My 96 ½ year old maternal grandmother is a pack rat. We discovered this when, at her insistence, the family began cleaning out her home and readying it to sell.
After three days of sorting, my sister, mother and I sat down to go through her jewelry boxes. The memories were fun – the bird and flower and dragonfly pins she always wore when teaching because her kindergarten and first grade students loved them. [The articulated owl was my favorite.] We found several cameos [see my August 7 post Carved in Stone–or Shell]. And pearls, of all lengths. Seems GGG-Great Grandmother Grace loves pearls.
In a box marked “Keepsakes” we found hat pins and buttons and old marbles. And a watch fob. The card with it says it belonged to GGG’s father, my Great Grandfather Ole, a Norwegian wheat farmer from North Dakota.
The chain is nothing fancy but there is a bit of bling on it that brought a wonderful surprise. The square gold locket fob hanging from the center held an old photo of my Great Grandmother Julia.
The find got me thinking: what kind of bling would you find on a gentleman’s dressing table in the 1800s?
A fancy button waiting to be sewn back onto a vest. We found a few of those, military coat buttons mostly, carefully pinned to cards identifying the owners.
Cufflinks of gold, perhaps declaring the gentleman’s membership in an organization like the Masons.
The most common bit of bling would likely be a pocket watch and chain, that extra little something that showed a man’s taste, his position, and sometimes offered a glimpse into his life.
The pocket watch has been around since the 1500s. Originally a status symbol only the very rich could afford, by the 19th century most anyone who wanted one could buy one.
Attached to the pocket watch would be a chain, one end secured to his clothing, the other to the watch. Most commonly, the chain would hook through a button hole on his vest or coat, leaving the chain to drape across his middle to the pocket containing the watch. The chain was functional–it kept his watch attached to his person should it accidentally slip from the pocket–but it could also be jewelry.
My Great Grandfather’s watch chain was made of human hair. I assume the chain was braided by Julia for Ole–perhaps it was a gift for him when they were betrothed. I can imagine him, all spiffed up and looking proud, with that chain and fob adorning his vest.

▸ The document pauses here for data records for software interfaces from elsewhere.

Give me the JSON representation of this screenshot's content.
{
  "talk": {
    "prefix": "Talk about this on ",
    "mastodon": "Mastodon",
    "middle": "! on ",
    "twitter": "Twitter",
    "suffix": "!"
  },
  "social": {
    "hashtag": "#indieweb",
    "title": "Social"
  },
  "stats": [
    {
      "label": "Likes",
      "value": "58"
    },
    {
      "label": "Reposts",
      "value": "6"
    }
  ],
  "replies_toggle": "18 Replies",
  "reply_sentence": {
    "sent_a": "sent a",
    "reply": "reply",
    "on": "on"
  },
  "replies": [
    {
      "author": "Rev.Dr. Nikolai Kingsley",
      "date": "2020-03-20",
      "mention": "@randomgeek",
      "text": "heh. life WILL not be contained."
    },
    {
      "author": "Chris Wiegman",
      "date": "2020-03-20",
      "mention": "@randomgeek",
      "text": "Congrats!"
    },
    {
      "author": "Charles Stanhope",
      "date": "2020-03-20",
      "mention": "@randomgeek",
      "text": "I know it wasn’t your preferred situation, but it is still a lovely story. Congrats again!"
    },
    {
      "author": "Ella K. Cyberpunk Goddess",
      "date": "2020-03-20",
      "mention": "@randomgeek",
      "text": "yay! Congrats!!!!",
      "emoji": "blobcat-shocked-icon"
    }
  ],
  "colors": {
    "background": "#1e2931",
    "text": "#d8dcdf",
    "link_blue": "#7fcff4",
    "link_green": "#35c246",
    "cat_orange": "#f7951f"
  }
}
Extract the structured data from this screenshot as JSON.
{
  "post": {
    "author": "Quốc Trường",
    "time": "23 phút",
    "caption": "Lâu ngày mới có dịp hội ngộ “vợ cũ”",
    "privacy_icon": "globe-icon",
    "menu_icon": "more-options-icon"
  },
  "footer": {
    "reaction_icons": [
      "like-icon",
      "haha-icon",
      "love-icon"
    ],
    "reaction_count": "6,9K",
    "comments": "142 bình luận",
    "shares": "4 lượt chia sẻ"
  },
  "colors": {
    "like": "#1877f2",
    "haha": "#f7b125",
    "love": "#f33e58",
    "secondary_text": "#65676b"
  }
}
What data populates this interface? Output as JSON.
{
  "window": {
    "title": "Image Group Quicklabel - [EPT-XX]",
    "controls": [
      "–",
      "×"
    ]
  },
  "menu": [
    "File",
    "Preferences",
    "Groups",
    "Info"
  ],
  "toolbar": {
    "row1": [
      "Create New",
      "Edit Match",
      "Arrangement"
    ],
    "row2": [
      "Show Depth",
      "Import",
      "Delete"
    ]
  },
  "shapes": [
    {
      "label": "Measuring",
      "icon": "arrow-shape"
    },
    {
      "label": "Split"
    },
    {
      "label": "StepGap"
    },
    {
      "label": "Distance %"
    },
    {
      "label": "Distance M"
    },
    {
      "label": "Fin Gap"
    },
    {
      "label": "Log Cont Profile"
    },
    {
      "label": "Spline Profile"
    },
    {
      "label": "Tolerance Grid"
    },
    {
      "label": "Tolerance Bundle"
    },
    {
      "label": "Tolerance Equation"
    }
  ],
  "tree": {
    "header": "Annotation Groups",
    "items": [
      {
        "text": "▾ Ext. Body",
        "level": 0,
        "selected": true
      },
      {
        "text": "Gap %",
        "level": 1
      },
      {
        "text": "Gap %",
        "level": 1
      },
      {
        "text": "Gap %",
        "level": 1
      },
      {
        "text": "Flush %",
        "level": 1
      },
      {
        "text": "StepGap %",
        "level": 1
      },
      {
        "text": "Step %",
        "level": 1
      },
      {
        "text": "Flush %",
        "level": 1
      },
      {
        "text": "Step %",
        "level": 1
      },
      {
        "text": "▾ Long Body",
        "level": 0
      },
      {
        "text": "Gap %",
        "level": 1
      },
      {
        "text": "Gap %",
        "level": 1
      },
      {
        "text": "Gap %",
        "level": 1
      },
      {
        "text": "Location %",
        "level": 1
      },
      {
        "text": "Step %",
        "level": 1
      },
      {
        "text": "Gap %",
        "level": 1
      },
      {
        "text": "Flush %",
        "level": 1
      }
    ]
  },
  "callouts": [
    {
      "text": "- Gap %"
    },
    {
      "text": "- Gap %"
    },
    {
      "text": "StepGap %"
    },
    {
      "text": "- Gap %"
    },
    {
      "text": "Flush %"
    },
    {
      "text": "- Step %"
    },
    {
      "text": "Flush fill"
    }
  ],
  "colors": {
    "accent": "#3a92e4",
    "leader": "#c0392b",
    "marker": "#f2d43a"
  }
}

What is a fob, you ask? Fobs are medallions that would hang from the end of a gentleman’s watch chain. Their purpose was to help pull the watch from their vest pocket.
They could be made of the same material as the chain: gold, silver, hair, etc. Here’s a good example – the fob is the small length of braided hair chain hanging by the button finding.
See the little loop at the end? From there the gentleman could hang almost any bit of bling he wished.
The fob could display the family crest.
Or be covered with gold and jewels.
It could be a locket, like Great Grandfather Ole’s. Or perhaps a cameo.
There were Double Albert chains, named for Queen Victoria’s husband, with a fob hanging from the center.
And the fob wasn’t an exclusively male piece of jewelry. Women commonly wore very ornate little fobs such as decorated balls or baskets of flowers or lockets.
In Victorian times, garment clip chains were worn by women on the pocket of a blouse or waist band of a skirt and were worn by men clipped directly on the trouser pocket or vest pocket.
Women also wore their watches on long chains, or slides. The slide was a very long chain with a slide in the middle that could be adjusted to the length that looked best with the lady’s garment. The slide itself could be engraved, or decorated with seed pearls or small gemstones.
Or perhaps she preferred to wear a pin.
The possibilities were only limited by the wearer’s taste and financial means.
Does anyone you know wear a pocket watch? What’s the most unusual watch fob you’ve seen?